In the past few days, two more SoftBank-funded startups are in the news for either confirmed or rumored layoffs: Colombian on-demand delivery unicorn Rappi this week laid off hundreds of employees with rumours that some of its brand offices have closed. Meanwhile, discount lodging provider Oyo Hotels reportedly is firing thousands of staff across China and India while also having many of its branch offices closed as well.
A spokesman from Rappi told Thailand Startup
News that it would be letting go of about 7 percent of its workforce, over 350 people. The job cuts are taking place just over eight months after Rappi confirmed an investment of “up to US$1 billion” from SoftBank. The that funding was done at a pre-money valuation of US$2.5 billion.
From its inception in 2015, Rappi raised a total of about US$1.4 billion, including a $200 million Series D in August 2018 that took it to unicorn status, according to the startup’s profile. Yuri Milner’s DST Global led that round, which included participation from existing investors including Sequoia Capital and Andreessen Horowitz.
On the other end of the world, Oyo Hotels is reportedly laying off 5 percent of its 12,000 “employees in China partly due to non-performance” and 12 percent of its 10,000 staff in India, according to a spokesman, who wished to remain anonymous. It also plans to cut another 1,200 jobs in India over the next three to four months.
This negative news isn’t entirely shocking, though, when you consider what many media outlets described last October as Oyo’s “complicated financing efforts.” The company has raised a staggering $3.2 billion in venture and debt financing since it was founded in 2012, according to its corporate data.
All this bad news comes on the heels of pizza-making robot startup Zume laying off 80 percent of its employees, as first reported by certain media a fortnight ago.
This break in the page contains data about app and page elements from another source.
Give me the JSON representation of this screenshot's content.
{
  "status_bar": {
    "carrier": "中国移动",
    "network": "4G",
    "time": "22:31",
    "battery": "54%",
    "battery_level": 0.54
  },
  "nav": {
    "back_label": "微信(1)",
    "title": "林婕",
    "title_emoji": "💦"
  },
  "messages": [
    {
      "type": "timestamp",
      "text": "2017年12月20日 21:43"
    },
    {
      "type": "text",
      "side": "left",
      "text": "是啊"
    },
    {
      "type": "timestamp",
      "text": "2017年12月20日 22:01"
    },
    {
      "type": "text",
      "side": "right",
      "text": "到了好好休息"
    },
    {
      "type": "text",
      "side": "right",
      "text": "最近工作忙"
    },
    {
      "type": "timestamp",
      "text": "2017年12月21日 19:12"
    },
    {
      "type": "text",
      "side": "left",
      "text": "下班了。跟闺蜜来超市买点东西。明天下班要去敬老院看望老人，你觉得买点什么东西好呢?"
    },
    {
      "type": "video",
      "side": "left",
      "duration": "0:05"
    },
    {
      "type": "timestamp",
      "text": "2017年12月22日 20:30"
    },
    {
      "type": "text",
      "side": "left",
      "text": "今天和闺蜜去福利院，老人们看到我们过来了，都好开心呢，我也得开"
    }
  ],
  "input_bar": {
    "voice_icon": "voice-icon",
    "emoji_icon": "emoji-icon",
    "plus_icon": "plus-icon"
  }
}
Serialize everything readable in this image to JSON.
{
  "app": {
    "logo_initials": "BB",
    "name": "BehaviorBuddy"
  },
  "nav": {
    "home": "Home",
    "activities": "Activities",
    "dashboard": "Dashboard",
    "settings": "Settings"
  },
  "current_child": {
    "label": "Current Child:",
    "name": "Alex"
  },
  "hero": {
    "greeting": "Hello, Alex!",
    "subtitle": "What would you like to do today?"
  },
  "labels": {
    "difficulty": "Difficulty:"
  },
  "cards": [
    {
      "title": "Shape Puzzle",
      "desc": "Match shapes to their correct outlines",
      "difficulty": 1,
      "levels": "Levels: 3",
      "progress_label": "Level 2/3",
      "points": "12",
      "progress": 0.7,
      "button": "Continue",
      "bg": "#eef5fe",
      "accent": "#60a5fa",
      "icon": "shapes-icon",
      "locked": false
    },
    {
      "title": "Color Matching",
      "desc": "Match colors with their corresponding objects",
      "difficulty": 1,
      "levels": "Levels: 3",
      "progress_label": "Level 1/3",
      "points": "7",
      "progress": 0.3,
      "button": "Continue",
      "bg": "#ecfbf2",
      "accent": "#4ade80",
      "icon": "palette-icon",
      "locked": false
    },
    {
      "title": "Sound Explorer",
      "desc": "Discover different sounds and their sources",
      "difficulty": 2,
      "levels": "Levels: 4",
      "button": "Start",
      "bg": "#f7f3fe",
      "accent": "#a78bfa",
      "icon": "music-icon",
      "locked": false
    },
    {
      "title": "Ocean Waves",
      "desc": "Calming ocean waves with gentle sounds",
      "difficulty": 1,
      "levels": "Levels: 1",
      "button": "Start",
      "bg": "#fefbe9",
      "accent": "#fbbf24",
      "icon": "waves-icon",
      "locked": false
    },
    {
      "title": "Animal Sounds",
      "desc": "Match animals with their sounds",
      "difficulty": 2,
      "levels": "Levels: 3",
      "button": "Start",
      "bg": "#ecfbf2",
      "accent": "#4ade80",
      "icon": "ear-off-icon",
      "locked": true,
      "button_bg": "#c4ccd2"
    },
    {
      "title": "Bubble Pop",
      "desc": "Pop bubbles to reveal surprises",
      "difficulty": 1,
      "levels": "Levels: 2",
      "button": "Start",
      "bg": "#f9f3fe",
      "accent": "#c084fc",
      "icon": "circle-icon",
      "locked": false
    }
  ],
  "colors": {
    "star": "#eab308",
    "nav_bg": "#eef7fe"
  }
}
The past year, 2019 has also been a tumultuous year for SoftBank, which has seen its share of negative headlines. The Japanese investment conglomerate has been accused of overinflating valuations with its fat checks, and it’s not ending well for many companies (WeWork and Uber, we’re looking at you.) But the practice of investing too much, perhaps too soon, may be catching up with SoftBank. Earlier this week, certain media also reported that SoftBank is cutting its ties with startup investments, even after signing term sheets. That’s not good sign of things in the whole startup